WHAT THIS TASK INVOLVES
The result should be every line in the data below that carries the string "Sonia".

+ + + + + + +

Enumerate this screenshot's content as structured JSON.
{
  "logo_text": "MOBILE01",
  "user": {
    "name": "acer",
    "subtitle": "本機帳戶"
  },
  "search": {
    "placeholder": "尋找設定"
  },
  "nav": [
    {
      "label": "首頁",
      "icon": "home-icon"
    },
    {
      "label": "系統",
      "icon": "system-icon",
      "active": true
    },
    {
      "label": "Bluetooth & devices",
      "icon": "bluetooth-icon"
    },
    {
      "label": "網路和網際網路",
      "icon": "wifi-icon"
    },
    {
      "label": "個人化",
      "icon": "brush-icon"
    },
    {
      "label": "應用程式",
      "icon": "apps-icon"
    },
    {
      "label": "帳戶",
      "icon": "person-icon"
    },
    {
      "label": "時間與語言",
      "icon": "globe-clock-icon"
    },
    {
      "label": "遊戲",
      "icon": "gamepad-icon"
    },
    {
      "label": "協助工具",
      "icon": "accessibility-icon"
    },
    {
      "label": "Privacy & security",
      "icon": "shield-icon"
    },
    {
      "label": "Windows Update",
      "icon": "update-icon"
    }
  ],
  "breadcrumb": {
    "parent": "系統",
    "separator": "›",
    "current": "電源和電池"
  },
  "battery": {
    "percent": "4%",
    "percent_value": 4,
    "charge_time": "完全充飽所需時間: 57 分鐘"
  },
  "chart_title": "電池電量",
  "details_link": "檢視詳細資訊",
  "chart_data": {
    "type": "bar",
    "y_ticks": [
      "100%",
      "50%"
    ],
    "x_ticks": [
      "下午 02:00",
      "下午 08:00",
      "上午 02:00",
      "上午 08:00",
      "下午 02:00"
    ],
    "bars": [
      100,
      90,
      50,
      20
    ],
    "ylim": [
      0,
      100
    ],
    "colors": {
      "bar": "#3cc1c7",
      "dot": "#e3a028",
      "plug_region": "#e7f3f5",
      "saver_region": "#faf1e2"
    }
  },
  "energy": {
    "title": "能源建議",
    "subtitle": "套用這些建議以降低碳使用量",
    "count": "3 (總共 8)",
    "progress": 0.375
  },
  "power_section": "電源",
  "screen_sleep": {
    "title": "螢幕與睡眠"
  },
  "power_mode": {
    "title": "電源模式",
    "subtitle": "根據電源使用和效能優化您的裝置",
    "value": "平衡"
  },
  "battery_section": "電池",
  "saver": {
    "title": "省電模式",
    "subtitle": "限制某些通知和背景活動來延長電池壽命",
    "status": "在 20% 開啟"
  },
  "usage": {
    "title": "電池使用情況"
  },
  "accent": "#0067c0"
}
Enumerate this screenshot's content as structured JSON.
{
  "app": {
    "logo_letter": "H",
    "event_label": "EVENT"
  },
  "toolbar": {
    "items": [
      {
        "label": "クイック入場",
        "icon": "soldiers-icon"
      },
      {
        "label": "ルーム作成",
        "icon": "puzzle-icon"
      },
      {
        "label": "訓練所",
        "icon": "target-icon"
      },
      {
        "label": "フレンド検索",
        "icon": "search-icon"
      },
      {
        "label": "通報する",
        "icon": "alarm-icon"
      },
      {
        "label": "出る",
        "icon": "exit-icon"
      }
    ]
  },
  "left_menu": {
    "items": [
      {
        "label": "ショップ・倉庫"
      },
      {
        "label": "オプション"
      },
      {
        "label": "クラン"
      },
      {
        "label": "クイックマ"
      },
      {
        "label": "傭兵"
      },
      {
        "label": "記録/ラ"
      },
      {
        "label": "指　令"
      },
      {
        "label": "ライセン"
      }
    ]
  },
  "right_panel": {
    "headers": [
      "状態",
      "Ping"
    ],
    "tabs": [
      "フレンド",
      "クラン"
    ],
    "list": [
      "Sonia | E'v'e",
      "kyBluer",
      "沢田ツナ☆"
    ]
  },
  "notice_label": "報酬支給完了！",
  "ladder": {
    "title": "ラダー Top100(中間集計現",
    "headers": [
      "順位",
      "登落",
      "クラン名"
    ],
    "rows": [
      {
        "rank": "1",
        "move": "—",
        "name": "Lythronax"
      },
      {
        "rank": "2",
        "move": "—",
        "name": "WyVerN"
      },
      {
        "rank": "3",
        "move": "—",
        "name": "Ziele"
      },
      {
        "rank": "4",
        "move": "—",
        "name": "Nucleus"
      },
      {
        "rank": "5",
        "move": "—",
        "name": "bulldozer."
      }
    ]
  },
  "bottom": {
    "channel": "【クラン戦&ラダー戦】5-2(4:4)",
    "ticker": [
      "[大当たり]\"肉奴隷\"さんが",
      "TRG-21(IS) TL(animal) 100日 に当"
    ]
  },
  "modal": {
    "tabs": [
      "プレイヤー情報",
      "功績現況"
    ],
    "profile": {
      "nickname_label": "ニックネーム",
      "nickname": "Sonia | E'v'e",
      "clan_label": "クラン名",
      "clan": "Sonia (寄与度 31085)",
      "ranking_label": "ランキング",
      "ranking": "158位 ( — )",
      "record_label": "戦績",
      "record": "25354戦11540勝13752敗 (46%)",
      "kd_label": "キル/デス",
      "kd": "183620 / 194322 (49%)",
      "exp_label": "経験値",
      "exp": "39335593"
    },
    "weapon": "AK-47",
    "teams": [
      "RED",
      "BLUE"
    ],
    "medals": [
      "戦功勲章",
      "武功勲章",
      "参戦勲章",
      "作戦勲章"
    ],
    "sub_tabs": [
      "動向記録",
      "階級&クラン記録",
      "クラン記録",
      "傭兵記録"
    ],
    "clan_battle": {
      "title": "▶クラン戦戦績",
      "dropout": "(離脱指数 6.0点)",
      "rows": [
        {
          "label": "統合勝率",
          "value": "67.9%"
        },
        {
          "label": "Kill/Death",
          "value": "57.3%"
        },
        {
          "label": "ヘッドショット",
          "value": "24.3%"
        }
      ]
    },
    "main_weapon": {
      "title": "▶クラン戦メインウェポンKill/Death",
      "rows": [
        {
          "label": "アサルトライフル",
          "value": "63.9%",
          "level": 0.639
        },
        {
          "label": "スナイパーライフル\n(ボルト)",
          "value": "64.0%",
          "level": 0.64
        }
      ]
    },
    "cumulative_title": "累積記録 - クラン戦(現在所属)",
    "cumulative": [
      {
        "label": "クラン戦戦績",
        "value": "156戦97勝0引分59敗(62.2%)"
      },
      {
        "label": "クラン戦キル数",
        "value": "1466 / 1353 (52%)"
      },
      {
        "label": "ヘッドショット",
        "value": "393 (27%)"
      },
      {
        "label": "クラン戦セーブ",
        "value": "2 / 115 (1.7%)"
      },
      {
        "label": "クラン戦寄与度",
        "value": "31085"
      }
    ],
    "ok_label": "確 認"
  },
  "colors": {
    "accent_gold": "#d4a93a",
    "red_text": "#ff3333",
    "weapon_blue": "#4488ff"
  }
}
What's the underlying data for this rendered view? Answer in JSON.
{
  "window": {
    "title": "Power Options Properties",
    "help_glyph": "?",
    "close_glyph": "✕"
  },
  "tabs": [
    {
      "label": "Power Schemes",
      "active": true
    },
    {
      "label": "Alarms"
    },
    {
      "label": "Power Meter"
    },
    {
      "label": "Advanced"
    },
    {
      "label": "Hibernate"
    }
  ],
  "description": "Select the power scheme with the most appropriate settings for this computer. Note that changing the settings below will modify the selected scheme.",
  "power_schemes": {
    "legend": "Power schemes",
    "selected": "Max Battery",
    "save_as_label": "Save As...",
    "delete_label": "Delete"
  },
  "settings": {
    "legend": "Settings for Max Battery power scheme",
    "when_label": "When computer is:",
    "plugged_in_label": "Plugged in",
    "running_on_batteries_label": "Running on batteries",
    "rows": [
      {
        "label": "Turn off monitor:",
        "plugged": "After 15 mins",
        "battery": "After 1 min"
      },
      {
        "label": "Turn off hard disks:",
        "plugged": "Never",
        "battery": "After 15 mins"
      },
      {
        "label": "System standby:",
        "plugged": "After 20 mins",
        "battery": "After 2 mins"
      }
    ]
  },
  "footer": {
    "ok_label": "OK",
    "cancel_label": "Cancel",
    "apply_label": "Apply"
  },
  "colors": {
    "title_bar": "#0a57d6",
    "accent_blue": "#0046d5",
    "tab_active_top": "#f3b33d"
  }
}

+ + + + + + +

WRITTEN RESPONSE
      "Sonia | E'v'e",
      "nickname": "Sonia | E'v'e",
      "clan": "Sonia (寄与度 31085)",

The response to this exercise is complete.